### Work instructions
Check every line below for the word "title" and copy each one that has it.

Items from an interface collection:

========

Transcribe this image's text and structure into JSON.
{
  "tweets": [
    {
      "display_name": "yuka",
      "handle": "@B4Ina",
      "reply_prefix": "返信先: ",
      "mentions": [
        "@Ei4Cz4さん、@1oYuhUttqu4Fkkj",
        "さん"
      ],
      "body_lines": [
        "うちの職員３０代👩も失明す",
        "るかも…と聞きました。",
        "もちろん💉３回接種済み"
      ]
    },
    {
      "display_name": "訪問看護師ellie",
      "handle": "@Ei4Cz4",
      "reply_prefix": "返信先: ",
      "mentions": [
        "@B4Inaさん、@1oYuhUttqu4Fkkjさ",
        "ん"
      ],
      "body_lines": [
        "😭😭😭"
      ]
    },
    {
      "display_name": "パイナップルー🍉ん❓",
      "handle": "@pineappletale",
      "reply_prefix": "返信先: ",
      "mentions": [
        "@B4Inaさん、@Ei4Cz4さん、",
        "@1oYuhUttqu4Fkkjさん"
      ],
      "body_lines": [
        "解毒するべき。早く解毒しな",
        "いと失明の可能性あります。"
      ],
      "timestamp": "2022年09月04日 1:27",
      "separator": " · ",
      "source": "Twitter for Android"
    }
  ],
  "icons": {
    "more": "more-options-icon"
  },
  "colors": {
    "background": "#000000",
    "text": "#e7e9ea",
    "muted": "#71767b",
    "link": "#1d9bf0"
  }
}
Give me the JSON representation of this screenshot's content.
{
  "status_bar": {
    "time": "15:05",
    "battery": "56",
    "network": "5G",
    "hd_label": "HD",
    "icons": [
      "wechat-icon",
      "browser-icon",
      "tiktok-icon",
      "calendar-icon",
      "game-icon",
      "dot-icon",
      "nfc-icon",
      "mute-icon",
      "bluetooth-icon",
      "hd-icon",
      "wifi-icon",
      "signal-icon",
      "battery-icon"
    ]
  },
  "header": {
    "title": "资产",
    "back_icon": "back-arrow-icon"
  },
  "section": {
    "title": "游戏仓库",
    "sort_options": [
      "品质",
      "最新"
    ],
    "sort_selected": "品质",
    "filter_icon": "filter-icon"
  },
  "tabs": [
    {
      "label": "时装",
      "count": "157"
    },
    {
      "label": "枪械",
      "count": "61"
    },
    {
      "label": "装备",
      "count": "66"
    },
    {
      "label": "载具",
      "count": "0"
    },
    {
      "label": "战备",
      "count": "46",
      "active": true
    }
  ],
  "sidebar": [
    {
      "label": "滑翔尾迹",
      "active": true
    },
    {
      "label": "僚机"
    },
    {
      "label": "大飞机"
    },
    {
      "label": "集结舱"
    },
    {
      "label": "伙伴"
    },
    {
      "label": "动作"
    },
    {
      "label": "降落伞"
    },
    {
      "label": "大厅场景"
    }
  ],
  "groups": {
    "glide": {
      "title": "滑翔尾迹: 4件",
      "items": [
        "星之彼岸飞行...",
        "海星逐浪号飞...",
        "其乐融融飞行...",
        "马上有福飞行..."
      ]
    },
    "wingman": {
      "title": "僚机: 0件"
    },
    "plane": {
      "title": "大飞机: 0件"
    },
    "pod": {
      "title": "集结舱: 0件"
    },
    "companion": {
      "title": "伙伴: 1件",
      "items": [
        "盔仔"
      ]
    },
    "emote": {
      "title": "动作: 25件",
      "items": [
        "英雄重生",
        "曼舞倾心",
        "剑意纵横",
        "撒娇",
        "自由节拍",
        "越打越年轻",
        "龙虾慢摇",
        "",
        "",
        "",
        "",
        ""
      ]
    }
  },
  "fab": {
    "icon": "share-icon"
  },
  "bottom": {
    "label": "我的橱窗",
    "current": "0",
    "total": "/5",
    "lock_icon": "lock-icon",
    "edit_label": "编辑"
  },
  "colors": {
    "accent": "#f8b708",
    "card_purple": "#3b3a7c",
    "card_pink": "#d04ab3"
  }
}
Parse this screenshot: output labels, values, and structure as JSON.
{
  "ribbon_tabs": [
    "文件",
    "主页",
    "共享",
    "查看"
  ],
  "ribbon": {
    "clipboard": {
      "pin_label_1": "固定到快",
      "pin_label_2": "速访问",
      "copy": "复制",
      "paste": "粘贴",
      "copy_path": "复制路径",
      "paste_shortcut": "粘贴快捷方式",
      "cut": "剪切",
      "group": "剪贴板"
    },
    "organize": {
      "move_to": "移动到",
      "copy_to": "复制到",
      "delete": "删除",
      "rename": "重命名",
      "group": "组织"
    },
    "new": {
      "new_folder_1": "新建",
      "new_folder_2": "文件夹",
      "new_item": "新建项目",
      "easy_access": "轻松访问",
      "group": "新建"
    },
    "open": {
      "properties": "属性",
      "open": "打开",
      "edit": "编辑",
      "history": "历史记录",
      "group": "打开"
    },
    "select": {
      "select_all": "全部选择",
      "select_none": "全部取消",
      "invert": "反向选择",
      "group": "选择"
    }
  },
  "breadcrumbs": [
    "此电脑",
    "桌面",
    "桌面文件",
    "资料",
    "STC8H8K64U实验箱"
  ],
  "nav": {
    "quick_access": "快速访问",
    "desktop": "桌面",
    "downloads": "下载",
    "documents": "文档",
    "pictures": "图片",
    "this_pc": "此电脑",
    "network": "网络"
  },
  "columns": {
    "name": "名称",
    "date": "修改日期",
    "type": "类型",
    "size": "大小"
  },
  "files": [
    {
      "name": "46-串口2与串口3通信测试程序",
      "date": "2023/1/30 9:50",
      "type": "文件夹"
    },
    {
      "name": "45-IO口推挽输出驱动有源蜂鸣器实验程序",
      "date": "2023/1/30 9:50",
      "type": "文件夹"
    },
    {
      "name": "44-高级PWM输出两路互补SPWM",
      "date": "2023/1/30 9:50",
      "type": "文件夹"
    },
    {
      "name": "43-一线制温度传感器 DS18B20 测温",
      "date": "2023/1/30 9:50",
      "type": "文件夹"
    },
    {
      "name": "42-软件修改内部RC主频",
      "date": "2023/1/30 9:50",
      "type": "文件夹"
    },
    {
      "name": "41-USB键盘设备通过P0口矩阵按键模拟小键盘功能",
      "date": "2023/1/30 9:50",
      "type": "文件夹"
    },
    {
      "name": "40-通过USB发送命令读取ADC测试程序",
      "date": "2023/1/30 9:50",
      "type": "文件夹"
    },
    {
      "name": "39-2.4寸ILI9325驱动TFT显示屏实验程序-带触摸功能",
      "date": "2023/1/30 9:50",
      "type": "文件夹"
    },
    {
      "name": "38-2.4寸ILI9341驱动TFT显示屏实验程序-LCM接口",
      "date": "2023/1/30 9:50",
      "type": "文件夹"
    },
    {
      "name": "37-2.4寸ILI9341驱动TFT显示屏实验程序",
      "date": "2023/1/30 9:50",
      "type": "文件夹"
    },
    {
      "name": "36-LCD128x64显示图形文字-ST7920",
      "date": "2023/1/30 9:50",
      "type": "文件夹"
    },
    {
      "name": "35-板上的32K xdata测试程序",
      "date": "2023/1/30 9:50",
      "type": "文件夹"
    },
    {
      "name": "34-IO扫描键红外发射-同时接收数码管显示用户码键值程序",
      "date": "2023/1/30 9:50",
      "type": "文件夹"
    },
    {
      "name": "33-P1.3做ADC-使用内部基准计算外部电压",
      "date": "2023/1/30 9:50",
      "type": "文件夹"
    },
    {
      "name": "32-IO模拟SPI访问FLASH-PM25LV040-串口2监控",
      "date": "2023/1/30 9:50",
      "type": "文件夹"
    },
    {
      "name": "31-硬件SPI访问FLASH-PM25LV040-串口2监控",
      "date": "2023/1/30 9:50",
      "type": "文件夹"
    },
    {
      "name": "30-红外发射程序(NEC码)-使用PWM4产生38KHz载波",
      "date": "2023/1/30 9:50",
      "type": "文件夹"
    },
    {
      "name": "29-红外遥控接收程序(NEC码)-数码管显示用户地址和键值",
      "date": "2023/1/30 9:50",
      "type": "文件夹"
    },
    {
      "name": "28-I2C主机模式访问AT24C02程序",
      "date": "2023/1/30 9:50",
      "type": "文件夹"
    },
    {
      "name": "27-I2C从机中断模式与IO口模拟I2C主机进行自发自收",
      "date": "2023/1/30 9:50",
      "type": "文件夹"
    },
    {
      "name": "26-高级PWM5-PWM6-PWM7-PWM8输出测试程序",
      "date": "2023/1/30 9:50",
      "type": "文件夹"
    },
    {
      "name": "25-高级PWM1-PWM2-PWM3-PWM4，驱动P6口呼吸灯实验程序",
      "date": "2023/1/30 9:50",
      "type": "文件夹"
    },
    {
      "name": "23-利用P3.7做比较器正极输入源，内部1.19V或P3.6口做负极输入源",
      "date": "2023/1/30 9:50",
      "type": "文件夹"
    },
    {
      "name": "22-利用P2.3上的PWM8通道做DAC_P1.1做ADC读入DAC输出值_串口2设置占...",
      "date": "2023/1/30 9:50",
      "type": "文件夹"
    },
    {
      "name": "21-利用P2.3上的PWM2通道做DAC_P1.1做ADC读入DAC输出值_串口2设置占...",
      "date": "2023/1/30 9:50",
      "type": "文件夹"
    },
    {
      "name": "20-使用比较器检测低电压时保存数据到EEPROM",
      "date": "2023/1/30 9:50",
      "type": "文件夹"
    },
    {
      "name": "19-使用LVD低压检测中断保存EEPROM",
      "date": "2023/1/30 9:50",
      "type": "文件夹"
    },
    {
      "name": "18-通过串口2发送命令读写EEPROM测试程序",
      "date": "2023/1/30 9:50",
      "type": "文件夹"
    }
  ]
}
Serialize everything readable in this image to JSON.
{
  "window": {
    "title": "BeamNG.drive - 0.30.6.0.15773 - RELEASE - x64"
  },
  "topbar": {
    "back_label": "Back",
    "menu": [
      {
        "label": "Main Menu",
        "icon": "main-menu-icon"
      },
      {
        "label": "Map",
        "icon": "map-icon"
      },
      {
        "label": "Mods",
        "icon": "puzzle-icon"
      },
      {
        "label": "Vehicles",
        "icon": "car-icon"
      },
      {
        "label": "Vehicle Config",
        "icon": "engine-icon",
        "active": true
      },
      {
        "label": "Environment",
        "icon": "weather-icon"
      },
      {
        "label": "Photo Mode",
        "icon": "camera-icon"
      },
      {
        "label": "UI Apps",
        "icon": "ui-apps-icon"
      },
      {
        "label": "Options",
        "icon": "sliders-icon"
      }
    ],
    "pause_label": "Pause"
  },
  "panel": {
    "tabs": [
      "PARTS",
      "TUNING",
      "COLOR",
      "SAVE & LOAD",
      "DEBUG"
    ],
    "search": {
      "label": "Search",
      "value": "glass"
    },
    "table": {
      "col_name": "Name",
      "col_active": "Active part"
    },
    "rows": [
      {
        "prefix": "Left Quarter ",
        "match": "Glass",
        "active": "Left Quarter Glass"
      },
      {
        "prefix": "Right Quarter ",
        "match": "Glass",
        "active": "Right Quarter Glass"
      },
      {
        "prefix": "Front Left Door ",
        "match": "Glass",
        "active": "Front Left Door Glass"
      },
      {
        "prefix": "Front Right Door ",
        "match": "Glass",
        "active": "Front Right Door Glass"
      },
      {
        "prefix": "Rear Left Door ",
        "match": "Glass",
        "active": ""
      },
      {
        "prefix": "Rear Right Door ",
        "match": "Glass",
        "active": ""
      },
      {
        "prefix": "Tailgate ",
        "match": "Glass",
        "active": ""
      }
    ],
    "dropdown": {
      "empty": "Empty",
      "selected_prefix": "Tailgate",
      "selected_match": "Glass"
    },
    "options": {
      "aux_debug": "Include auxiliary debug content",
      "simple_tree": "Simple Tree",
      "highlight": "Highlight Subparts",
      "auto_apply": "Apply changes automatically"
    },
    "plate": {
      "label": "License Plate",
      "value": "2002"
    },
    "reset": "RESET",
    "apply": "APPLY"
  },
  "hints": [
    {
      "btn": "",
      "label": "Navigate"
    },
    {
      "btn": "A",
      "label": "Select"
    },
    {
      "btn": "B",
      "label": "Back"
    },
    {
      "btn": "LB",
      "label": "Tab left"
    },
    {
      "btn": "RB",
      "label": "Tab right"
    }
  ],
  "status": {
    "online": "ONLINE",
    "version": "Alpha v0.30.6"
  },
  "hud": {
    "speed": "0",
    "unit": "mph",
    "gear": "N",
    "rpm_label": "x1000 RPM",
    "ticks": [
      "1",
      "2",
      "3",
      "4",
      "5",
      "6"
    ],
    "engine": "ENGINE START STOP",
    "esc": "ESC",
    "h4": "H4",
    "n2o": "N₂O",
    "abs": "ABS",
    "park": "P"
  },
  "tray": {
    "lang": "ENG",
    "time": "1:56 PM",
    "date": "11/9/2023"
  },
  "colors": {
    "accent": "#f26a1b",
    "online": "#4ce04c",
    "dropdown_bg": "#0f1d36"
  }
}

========

### Task output
    "title": "资产",
    "title": "游戏仓库",
      "title": "滑翔尾迹: 4件",
      "title": "僚机: 0件"
      "title": "大飞机: 0件"
      "title": "集结舱: 0件"
      "title": "伙伴: 1件",
      "title": "动作: 25件",
    "title": "BeamNG.drive - 0.30.6.0.15773 - RELEASE - x64"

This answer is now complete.